[Items from an interface collection]
——

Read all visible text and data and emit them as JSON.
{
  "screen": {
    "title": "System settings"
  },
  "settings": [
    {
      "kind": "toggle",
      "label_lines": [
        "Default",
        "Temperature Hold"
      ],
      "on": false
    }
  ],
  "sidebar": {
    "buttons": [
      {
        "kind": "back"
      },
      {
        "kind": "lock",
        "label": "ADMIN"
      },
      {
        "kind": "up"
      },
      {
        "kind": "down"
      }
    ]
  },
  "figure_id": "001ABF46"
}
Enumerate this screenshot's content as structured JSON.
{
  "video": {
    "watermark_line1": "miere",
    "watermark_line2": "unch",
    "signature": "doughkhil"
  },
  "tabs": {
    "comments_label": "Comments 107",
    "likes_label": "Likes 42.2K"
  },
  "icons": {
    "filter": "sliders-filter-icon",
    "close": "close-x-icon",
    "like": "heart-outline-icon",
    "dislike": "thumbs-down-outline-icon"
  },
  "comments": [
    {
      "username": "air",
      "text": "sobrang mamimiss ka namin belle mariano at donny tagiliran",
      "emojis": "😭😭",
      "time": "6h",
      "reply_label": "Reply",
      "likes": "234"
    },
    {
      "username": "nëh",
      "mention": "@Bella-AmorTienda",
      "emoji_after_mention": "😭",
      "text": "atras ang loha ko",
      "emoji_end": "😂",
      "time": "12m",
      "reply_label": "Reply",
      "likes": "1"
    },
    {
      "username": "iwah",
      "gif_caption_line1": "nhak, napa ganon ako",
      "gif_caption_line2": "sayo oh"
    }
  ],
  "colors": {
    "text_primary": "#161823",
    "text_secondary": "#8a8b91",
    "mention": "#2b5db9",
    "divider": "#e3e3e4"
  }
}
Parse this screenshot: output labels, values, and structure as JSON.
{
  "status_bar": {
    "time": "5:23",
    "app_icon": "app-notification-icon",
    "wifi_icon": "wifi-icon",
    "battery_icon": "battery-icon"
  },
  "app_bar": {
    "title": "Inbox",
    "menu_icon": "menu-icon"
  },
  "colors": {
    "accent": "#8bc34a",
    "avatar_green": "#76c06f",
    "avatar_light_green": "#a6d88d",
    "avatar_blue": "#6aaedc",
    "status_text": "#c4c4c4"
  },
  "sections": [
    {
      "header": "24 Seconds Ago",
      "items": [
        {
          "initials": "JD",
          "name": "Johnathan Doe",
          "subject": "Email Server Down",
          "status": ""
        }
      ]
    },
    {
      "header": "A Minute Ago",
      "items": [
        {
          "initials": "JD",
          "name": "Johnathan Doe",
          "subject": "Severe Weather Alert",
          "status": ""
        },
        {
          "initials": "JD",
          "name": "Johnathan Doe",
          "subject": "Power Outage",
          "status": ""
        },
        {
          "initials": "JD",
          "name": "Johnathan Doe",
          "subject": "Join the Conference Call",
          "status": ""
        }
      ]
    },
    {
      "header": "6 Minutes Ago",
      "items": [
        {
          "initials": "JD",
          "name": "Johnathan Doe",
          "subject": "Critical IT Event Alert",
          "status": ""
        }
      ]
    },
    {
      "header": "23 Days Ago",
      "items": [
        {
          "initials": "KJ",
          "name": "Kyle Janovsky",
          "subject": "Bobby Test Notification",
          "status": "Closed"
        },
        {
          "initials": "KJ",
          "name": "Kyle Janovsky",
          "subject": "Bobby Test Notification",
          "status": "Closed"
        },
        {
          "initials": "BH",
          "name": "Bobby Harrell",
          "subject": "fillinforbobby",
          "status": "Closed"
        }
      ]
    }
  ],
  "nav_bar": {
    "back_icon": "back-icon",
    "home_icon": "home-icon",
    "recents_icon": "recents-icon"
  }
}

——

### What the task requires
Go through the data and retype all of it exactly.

### Reply to the exercise
Read all visible text and data and emit them as JSON.
{
  "screen": {
    "title": "System settings"
  },
  "settings": [
    {
      "kind": "toggle",
      "label_lines": [
        "Default",
        "Temperature Hold"
      ],
      "on": false
    }
  ],
  "sidebar": {
    "buttons": [
      {
        "kind": "back"
      },
      {
        "kind": "lock",
        "label": "ADMIN"
      },
      {
        "kind": "up"
      },
      {
        "kind": "down"
      }
    ]
  },
  "figure_id": "001ABF46"
}
Enumerate this screenshot's content as structured JSON.
{
  "video": {
    "watermark_line1": "miere",
    "watermark_line2": "unch",
    "signature": "doughkhil"
  },
  "tabs": {
    "comments_label": "Comments 107",
    "likes_label": "Likes 42.2K"
  },
  "icons": {
    "filter": "sliders-filter-icon",
    "close": "close-x-icon",
    "like": "heart-outline-icon",
    "dislike": "thumbs-down-outline-icon"
  },
  "comments": [
    {
      "username": "air",
      "text": "sobrang mamimiss ka namin belle mariano at donny tagiliran",
      "emojis": "😭😭",
      "time": "6h",
      "reply_label": "Reply",
      "likes": "234"
    },
    {
      "username": "nëh",
      "mention": "@Bella-AmorTienda",
      "emoji_after_mention": "😭",
      "text": "atras ang loha ko",
      "emoji_end": "😂",
      "time": "12m",
      "reply_label": "Reply",
      "likes": "1"
    },
    {
      "username": "iwah",
      "gif_caption_line1": "nhak, napa ganon ako",
      "gif_caption_line2": "sayo oh"
    }
  ],
  "colors": {
    "text_primary": "#161823",
    "text_secondary": "#8a8b91",
    "mention": "#2b5db9",
    "divider": "#e3e3e4"
  }
}
Parse this screenshot: output labels, values, and structure as JSON.
{
  "status_bar": {
    "time": "5:23",
    "app_icon": "app-notification-icon",
    "wifi_icon": "wifi-icon",
    "battery_icon": "battery-icon"
  },
  "app_bar": {
    "title": "Inbox",
    "menu_icon": "menu-icon"
  },
  "colors": {
    "accent": "#8bc34a",
    "avatar_green": "#76c06f",
    "avatar_light_green": "#a6d88d",
    "avatar_blue": "#6aaedc",
    "status_text": "#c4c4c4"
  },
  "sections": [
    {
      "header": "24 Seconds Ago",
      "items": [
        {
          "initials": "JD",
          "name": "Johnathan Doe",
          "subject": "Email Server Down",
          "status": ""
        }
      ]
    },
    {
      "header": "A Minute Ago",
      "items": [
        {
          "initials": "JD",
          "name": "Johnathan Doe",
          "subject": "Severe Weather Alert",
          "status": ""
        },
        {
          "initials": "JD",
          "name": "Johnathan Doe",
          "subject": "Power Outage",
          "status": ""
        },
        {
          "initials": "JD",
          "name": "Johnathan Doe",
          "subject": "Join the Conference Call",
          "status": ""
        }
      ]
    },
    {
      "header": "6 Minutes Ago",
      "items": [
        {
          "initials": "JD",
          "name": "Johnathan Doe",
          "subject": "Critical IT Event Alert",
          "status": ""
        }
      ]
    },
    {
      "header": "23 Days Ago",
      "items": [
        {
          "initials": "KJ",
          "name": "Kyle Janovsky",
          "subject": "Bobby Test Notification",
          "status": "Closed"
        },
        {
          "initials": "KJ",
          "name": "Kyle Janovsky",
          "subject": "Bobby Test Notification",
          "status": "Closed"
        },
        {
          "initials": "BH",
          "name": "Bobby Harrell",
          "subject": "fillinforbobby",
          "status": "Closed"
        }
      ]
    }
  ],
  "nav_bar": {
    "back_icon": "back-icon",
    "home_icon": "home-icon",
    "recents_icon": "recents-icon"
  }
}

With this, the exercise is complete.